Employees who believe they were retaliated against for whistleblowing may be entitled to:
- Lost wages and benefits
- Job reinstatement
- Reimbursement of attorney’s and court fees
Additionally, private-sector employees may also seek compensatory damages for emotional distress.What are Some Examples of Whistleblower Cases?
These are some of the cases that Alberto Naranjo has personally handled as a whistleblower attorney in the Miami area. Names have been changed to protect client confidentiality, but the details of the story remain the same.
Protecting Yourself: Whistleblower
Erin, a drug rehabilitation and detox clinic employee, submitted written concerns to HR about suspicious corporate activity less than three months after joining the company. In an email sent to HR, Erin detailed what she believed to be unethical billing practices. The information was credible, given Erin’s extensive industry background, and so damning that the company’s CEO personally attempted to ruin Erin’s professional reputation.
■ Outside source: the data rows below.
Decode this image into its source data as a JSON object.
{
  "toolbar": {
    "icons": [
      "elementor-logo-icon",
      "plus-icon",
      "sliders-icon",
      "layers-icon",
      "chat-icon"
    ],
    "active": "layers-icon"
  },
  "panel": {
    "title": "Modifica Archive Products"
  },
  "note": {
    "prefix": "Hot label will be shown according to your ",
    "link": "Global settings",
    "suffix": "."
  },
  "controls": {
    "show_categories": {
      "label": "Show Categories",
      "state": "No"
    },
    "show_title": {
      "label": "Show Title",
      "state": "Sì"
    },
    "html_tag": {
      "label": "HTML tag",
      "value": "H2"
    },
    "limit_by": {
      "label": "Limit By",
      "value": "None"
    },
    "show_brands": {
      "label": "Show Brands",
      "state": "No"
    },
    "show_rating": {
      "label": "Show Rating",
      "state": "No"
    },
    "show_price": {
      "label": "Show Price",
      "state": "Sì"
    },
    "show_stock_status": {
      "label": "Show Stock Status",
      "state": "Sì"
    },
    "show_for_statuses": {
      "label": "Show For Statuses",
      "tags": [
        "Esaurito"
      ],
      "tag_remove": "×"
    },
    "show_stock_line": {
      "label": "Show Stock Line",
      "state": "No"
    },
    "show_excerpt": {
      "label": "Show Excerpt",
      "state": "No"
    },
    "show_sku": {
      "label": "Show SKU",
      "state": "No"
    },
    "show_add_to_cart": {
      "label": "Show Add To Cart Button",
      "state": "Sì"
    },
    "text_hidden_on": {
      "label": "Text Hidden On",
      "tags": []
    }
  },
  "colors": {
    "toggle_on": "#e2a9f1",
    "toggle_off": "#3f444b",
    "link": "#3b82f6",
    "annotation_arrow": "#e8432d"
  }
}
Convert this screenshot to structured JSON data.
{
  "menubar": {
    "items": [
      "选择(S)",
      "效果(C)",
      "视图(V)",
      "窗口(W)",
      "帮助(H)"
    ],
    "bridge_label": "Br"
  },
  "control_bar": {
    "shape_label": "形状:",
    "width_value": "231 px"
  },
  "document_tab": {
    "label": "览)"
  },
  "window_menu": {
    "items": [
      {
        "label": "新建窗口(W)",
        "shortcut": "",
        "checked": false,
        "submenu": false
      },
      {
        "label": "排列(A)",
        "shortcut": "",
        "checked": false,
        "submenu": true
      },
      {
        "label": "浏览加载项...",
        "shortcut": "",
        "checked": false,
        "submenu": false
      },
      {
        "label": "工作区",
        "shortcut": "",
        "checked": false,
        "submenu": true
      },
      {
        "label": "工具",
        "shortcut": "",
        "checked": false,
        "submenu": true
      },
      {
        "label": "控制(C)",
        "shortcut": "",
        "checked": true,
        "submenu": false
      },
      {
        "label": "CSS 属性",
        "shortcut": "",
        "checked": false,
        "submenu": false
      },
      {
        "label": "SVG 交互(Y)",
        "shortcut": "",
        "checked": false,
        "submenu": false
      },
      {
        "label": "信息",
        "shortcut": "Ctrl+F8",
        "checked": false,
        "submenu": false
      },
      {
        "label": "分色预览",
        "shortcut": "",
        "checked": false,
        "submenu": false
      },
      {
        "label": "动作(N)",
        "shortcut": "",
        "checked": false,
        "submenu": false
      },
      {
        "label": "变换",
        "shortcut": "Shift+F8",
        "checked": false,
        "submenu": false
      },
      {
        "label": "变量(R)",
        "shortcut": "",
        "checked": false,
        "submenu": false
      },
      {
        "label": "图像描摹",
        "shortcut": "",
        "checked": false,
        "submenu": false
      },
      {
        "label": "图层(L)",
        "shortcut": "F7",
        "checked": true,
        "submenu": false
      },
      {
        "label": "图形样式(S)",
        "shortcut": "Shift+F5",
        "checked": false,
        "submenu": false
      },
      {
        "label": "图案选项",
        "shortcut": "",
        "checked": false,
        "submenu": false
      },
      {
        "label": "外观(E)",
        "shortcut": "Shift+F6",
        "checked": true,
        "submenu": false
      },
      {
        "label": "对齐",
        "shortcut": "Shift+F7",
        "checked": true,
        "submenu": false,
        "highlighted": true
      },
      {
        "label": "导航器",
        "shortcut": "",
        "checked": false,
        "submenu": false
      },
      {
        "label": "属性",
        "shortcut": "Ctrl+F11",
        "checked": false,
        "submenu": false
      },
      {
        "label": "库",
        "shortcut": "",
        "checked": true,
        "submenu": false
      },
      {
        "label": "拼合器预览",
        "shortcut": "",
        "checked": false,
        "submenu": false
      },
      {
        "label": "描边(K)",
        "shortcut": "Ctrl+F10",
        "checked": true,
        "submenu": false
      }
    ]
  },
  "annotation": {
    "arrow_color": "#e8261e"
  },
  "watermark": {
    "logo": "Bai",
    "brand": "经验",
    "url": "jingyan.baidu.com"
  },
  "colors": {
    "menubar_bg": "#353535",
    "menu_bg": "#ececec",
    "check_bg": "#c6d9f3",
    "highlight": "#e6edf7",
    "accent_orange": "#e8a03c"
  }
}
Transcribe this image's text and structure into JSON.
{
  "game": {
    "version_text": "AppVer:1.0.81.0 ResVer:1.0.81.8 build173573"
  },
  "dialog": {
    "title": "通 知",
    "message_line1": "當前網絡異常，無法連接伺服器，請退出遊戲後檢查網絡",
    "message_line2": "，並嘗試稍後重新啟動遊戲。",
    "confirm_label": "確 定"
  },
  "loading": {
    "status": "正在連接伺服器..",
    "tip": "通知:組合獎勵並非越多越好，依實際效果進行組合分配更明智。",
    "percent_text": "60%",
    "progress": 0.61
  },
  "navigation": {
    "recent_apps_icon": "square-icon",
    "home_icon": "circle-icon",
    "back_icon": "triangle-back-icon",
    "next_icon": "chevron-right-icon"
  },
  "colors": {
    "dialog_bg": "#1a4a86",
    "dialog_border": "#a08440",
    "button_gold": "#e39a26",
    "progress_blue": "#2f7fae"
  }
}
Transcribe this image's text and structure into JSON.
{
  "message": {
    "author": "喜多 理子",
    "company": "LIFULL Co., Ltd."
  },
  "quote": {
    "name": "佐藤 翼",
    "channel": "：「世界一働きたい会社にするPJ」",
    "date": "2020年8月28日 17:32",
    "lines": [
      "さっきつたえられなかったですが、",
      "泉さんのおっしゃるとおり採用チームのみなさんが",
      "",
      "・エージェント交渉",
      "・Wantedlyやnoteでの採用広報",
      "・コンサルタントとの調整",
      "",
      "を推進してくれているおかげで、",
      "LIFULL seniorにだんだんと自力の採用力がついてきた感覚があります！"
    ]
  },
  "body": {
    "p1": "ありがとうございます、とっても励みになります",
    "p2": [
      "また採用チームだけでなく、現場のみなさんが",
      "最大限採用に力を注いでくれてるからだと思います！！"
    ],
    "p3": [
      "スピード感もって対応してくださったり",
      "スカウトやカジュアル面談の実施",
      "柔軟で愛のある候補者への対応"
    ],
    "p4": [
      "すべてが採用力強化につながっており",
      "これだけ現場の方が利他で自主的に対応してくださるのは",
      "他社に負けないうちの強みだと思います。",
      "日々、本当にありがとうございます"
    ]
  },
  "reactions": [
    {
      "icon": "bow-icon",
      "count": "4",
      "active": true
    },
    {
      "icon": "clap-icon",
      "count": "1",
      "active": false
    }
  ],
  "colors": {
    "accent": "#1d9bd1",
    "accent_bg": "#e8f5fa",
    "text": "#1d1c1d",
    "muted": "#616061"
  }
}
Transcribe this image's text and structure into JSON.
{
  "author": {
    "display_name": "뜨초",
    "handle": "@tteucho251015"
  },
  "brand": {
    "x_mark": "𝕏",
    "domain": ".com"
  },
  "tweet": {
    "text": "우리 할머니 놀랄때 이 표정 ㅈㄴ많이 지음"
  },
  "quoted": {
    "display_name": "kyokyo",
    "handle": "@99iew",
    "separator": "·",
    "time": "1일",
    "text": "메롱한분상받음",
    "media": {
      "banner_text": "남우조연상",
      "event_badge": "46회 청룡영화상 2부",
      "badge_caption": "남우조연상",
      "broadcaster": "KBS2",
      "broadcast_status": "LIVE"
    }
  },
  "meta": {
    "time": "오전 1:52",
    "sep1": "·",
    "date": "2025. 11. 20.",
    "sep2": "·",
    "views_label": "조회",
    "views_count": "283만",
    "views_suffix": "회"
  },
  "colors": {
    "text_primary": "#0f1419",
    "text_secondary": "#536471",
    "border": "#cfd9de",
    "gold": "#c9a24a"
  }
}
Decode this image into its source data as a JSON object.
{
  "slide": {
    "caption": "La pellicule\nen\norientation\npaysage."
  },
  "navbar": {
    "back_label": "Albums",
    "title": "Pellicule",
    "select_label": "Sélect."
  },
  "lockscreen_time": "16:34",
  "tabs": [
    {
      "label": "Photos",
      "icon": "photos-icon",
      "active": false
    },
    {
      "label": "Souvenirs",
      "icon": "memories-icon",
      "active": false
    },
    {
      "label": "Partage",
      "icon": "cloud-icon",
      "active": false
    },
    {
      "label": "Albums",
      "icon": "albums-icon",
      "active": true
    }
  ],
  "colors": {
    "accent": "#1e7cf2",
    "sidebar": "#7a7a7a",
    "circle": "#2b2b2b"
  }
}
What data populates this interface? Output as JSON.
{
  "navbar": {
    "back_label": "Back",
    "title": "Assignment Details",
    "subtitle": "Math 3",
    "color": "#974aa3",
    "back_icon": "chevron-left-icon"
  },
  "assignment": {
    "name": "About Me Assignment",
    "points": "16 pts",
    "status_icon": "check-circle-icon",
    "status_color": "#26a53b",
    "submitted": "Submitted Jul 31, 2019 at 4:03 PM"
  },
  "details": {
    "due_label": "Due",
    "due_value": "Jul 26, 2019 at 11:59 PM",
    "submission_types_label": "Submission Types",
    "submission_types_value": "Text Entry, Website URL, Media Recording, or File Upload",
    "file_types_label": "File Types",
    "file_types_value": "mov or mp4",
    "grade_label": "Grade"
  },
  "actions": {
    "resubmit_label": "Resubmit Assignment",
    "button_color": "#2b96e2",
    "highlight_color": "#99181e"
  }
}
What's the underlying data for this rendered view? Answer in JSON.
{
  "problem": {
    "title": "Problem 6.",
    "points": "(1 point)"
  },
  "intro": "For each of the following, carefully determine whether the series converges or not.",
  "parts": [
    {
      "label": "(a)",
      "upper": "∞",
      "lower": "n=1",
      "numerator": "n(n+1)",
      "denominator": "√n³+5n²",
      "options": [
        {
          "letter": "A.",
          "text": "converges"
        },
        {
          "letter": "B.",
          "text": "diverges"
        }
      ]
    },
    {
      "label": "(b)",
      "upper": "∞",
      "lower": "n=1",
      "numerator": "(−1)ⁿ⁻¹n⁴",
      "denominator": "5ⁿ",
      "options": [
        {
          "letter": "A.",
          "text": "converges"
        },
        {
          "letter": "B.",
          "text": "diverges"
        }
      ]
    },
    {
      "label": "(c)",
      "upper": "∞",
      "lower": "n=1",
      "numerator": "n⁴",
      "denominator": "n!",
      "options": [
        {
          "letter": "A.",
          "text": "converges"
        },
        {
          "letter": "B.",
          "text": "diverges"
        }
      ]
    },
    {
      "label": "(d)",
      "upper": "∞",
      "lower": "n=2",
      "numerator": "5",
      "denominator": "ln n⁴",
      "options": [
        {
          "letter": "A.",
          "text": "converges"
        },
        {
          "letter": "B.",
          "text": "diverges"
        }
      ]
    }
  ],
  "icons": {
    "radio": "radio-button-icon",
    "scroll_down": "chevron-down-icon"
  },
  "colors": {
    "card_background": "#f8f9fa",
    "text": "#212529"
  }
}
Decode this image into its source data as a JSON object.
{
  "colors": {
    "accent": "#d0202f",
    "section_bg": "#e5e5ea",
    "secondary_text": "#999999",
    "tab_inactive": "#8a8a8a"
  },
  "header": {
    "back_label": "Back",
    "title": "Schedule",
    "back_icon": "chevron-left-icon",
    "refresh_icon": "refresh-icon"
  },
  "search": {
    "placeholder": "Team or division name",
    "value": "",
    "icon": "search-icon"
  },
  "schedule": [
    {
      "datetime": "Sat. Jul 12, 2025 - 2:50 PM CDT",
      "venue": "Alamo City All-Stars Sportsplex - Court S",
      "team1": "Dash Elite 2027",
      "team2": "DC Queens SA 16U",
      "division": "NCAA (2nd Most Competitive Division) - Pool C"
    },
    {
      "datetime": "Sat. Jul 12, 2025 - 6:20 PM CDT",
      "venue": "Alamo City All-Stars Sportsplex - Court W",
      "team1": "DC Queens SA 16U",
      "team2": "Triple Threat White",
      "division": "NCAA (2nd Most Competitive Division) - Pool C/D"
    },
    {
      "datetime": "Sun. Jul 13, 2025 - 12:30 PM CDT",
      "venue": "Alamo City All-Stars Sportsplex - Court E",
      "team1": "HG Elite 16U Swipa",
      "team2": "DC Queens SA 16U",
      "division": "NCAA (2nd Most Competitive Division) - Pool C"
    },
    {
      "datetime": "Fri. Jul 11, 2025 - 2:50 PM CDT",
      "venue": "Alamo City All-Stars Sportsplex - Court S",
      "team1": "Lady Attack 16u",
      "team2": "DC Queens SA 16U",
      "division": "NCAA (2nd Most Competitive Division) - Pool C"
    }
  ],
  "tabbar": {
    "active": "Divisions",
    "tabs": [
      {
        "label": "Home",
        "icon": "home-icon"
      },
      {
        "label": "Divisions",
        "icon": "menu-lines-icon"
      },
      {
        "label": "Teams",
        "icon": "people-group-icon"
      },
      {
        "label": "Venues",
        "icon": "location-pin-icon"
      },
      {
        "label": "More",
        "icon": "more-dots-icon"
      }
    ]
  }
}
Attorney Alberto Naranjo proved Erin was retaliated against for whistleblowing and secured compensatory damages.
Dr. Syned, M.D., Ph.D., voiced concerns about the hospital misleading research patients into experimental procedures. After alleging that patients were often unaware they were being used for clinical research, Dr. Syned says he was left out of department-wide meetings and removed from previously scheduled speaking engagements. A superior also threatened to terminate Dr. Syned due to conflict-of-interest, alleging his work at a different institution violated protocol. AN Law Firm, P.A. investigated the claim and discovered Dr. Syned had disclosed his employment with both institutions, per protocol, and revealed he did not actively seek the position but rather recruited by the other institution. Attorney Alberto Naranjo fought to protect Dr. Syned’s reputation of an esteemed research physician and secured compensatory damages to cover emotional distress and legal fees.
The following tips help employees protect themselves against whistleblower retaliation and ultimately strengthening the claim.
- Records and Logs
- Maintain a personal logbook (not on company-owned devices) documenting the illicit activity. Be sure to include the names of other employees with knowledge
- Personal Emails
- It may be difficult to recover emails from a former employer’s serves. Use a personal email account whenever possible to communicate with your employer
- Contact a Whistleblower Lawyer in the Miami Area
- Whistleblower claims are complex and require expert legal advice. Before speaking with your employer, speak with an employment law attorney.
Whistleblower protection is indescribably nuanced whether you’re an exempt or non-exempt employee in both the private and public sectors. The bottom line, however, is that no employer has the right to retaliate against you for exposing illicit corporate behavior. But every case is different.
If your employer is retaliating or has retaliated against you for whistleblowing, contact AN Law Firm, P.A. for a risk-free consultation.